And that's the order your code needs to appear, whether or not it appears in that order on the page.
For instance, if you have a sidebar on the left, then your posts, then maybe a sidebar on the right, your code doesn't have to be in that same order. In fact, it shouldn't be.
Your code should have your main content, usually in a DIV tag with the ID of "CONTENT" (or something similar), in the code first, whether or not it's on the left side of the blog page.
That's one of the most important things you can do: have your main content in the code ahead of the rest of the stuff. In the BODY section, of course.
As for the third-party code that's usually in the sidebar, put it as far down as you can and still get use of it. But the most important part is done, if you have your main content DIV appear ahead of the sidebar DIVs.
But That Doesn't Speed Things Up!
Now, while this won't actually speed up the loading of your Website (or blog), it will keep the main content from being delayed.
In other words, the most important part, your most recent post and posts, will display quickly, because it's coded to display first. Any slow third-party code in the sidebar (either on the left or the right) will still take long to load, but the delay happens after your main content has already displayed.
The page still might take a long time to load, but the damage is minimized.
So, What Do I Need To Do?
Well, this very situation arose at a friend's blog. Over at aTypical Joe, Joe rearranged the look of his blog. But he ran into a problem with his blog taking a long time to load.
Joe's old blog layout had a sidebar on the left, then the main content, then a sidebar on the right. And his code was in the same order.
Joe's new blog layout has his main content on the left, then two sidebars on the right. But he didn't reorder his code. He simply modified his stylesheet to change the display positions of the columns.
But when he moved the sidebars positions, he added some new code to the left sidebar that caused things to slow down. Remember, he didn't reorder the code behind the scenes. He just repositioned the columns from Right-Sidebar, Main, Left-Sidebar to the new order of Main, Right-Sidebar, Left-Sidebar.
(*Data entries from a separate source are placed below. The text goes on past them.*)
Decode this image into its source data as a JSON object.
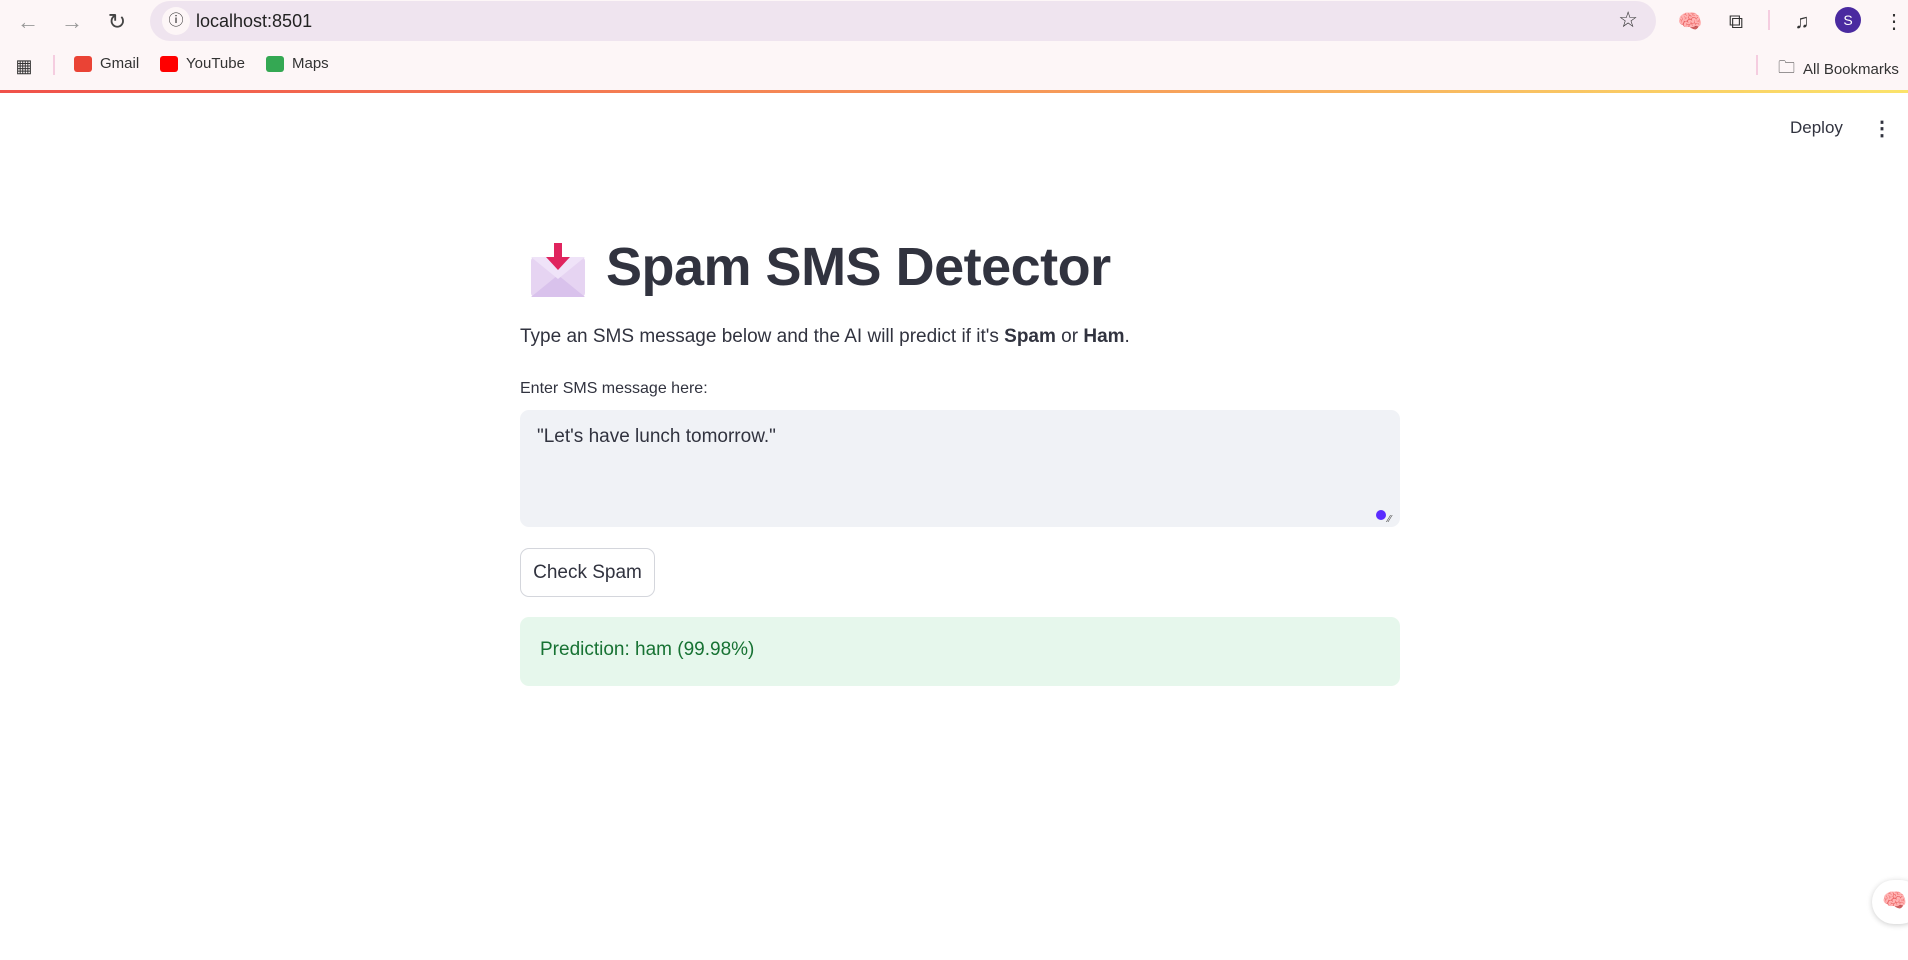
{
  "browser": {
    "url": "localhost:8501",
    "bookmarks": [
      {
        "label": "Gmail",
        "color": "#ea4335"
      },
      {
        "label": "YouTube",
        "color": "#ff0000"
      },
      {
        "label": "Maps",
        "color": "#34a853"
      }
    ],
    "all_bookmarks": "All Bookmarks",
    "profile_initial": "S"
  },
  "header": {
    "deploy": "Deploy"
  },
  "main": {
    "title": "Spam SMS Detector",
    "description_prefix": "Type an SMS message below and the AI will predict if it's ",
    "description_spam": "Spam",
    "description_or": " or ",
    "description_ham": "Ham",
    "description_suffix": ".",
    "input_label": "Enter SMS message here:",
    "input_value": "\"Let's have lunch tomorrow.\"",
    "button": "Check Spam",
    "prediction": "Prediction: ham (99.98%)"
  },
  "colors": {
    "success_bg": "#e6f7ec",
    "success_text": "#177233",
    "accent": "#5b2cff"
  }
}
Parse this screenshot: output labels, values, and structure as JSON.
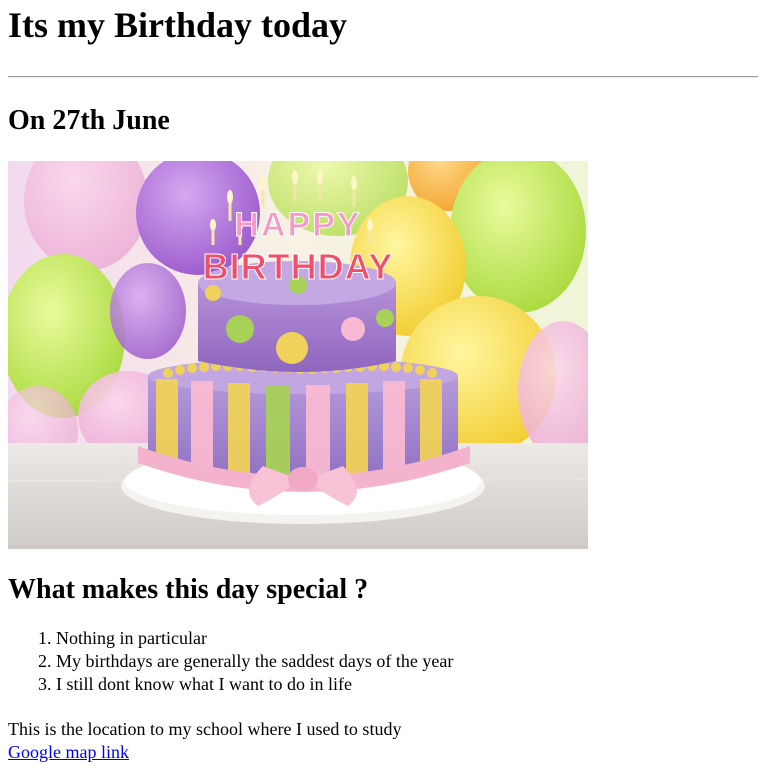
{
  "page": {
    "title": "Its my Birthday today",
    "date_heading": "On 27th June",
    "image": {
      "candle_letters_top": "HAPPY",
      "candle_letters_bottom": "BIRTHDAY"
    },
    "special_heading": "What makes this day special ?",
    "reasons": [
      "Nothing in particular",
      "My birthdays are generally the saddest days of the year",
      "I still dont know what I want to do in life"
    ],
    "location_text": "This is the location to my school where I used to study",
    "map_link_label": "Google map link"
  },
  "colors": {
    "text": "#000000",
    "link": "#0000ee",
    "rule": "#9a9a9a"
  }
}
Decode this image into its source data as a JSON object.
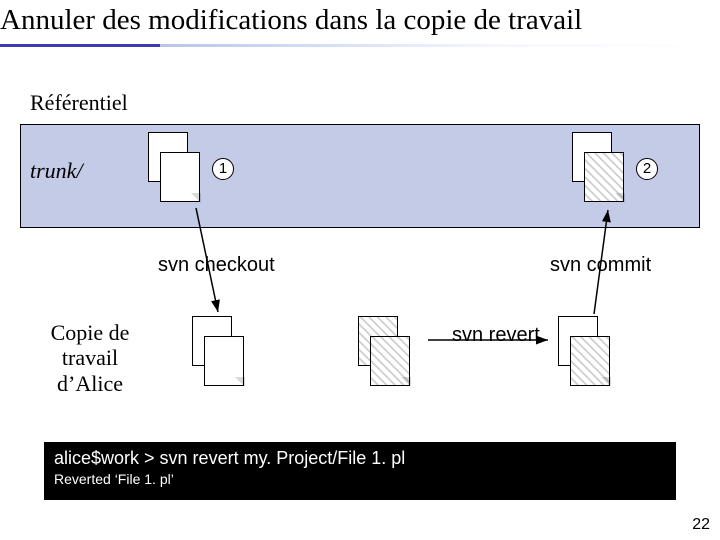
{
  "title": "Annuler des modifications dans la copie de travail",
  "section_label": "Référentiel",
  "trunk_label": "trunk/",
  "revisions": {
    "r1": "1",
    "r2": "2"
  },
  "labels": {
    "checkout": "svn checkout",
    "commit": "svn commit",
    "revert": "svn revert"
  },
  "working_copy_label": "Copie de travail d’Alice",
  "terminal": {
    "command": "alice$work > svn revert my. Project/File 1. pl",
    "response": "Reverted ‘File 1. pl’"
  },
  "page_number": "22"
}
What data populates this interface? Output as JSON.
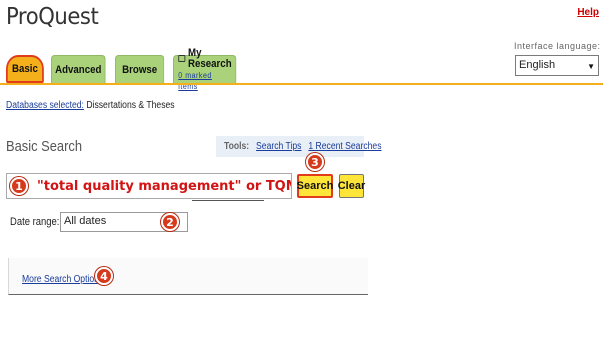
{
  "header": {
    "logo": "ProQuest",
    "help_label": "Help"
  },
  "tabs": [
    {
      "label": "Basic",
      "active": true
    },
    {
      "label": "Advanced"
    },
    {
      "label": "Browse"
    },
    {
      "label": "My Research",
      "sublabel": "0 marked items"
    }
  ],
  "language": {
    "label": "Interface language:",
    "value": "English"
  },
  "databases": {
    "link_label": "Databases selected:",
    "value": "Dissertations & Theses"
  },
  "basic_search": {
    "title": "Basic Search"
  },
  "tools": {
    "label": "Tools:",
    "search_tips": "Search Tips",
    "recent_searches": "1 Recent Searches"
  },
  "search": {
    "query": "\"total quality management\" or TQM",
    "search_button": "Search",
    "clear_button": "Clear"
  },
  "date_range": {
    "label": "Date range:",
    "value": "All dates"
  },
  "more_options": {
    "label": "More Search Options"
  },
  "callouts": [
    "1",
    "2",
    "3",
    "4"
  ],
  "colors": {
    "tab_green": "#a9d27a",
    "tab_active": "#f3b01b",
    "button_yellow": "#ffe53a",
    "callout_red": "#d63a1c",
    "link_blue": "#1a3c9a"
  }
}
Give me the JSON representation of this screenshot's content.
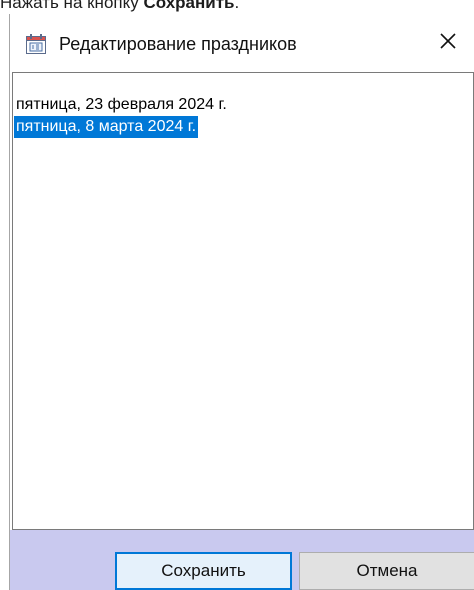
{
  "instruction": {
    "prefix": "Нажать на кнопку ",
    "bold": "Сохранить",
    "suffix": "."
  },
  "dialog": {
    "title": "Редактирование праздников",
    "close_symbol": "✕",
    "icon": "calendar-icon"
  },
  "list": {
    "items": [
      {
        "label": "пятница, 23 февраля 2024 г.",
        "selected": false
      },
      {
        "label": "пятница, 8 марта 2024 г.",
        "selected": true
      }
    ]
  },
  "buttons": {
    "save_label": "Сохранить",
    "cancel_label": "Отмена"
  },
  "colors": {
    "selection": "#0078d7",
    "footer": "#c9c9ef",
    "default_button_border": "#0078d7"
  }
}
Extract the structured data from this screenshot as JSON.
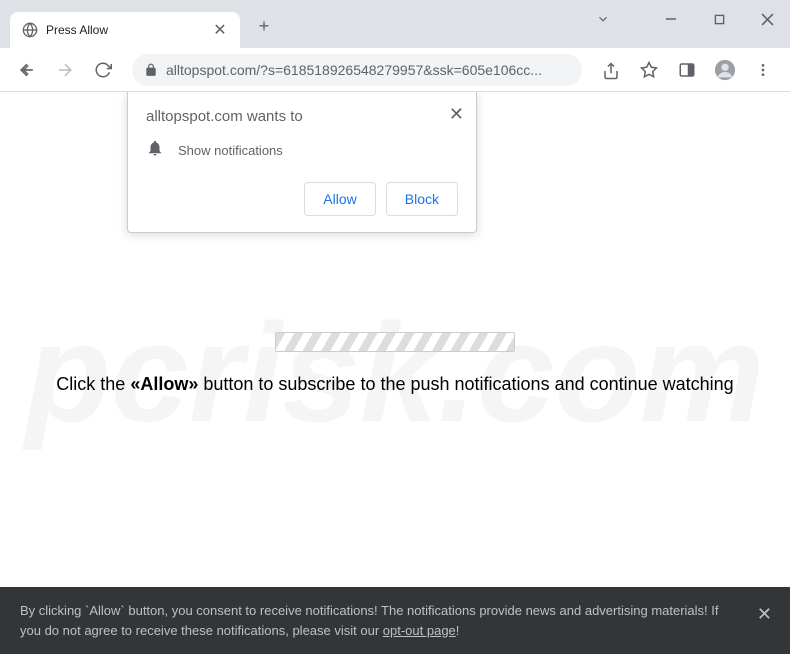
{
  "tab": {
    "title": "Press Allow"
  },
  "address": {
    "url": "alltopspot.com/?s=618518926548279957&ssk=605e106cc..."
  },
  "popup": {
    "title": "alltopspot.com wants to",
    "permission": "Show notifications",
    "allow": "Allow",
    "block": "Block"
  },
  "page": {
    "text_pre": "Click the ",
    "text_bold": "«Allow»",
    "text_post": " button to subscribe to the push notifications and continue watching"
  },
  "consent": {
    "text_a": "By clicking `Allow` button, you consent to receive notifications! The notifications provide news and advertising materials! If you do not agree to receive these notifications, please visit our ",
    "link": "opt-out page",
    "text_b": "!"
  },
  "watermark": "pcrisk.com"
}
Since the behind the scenes had the Right-Sidebar in the code first, it held up everything afterward, including the main content. And that was the problem.
So, what Joe did was to move the code for the Main section to the top of the code. Then, he moved the Left-Sidebar code to the end, after the Right-Sidebar.
So, his blog now displays the Main content first, then the Right-Sidebar, then the Left-Sidebar. If the code in the Left-Sidebar slows things down, his main content still displays before the slowdown affects things.
Joe's moving of his DIVs around helped his situation tremendously. Perhaps you can benefit from that experience too.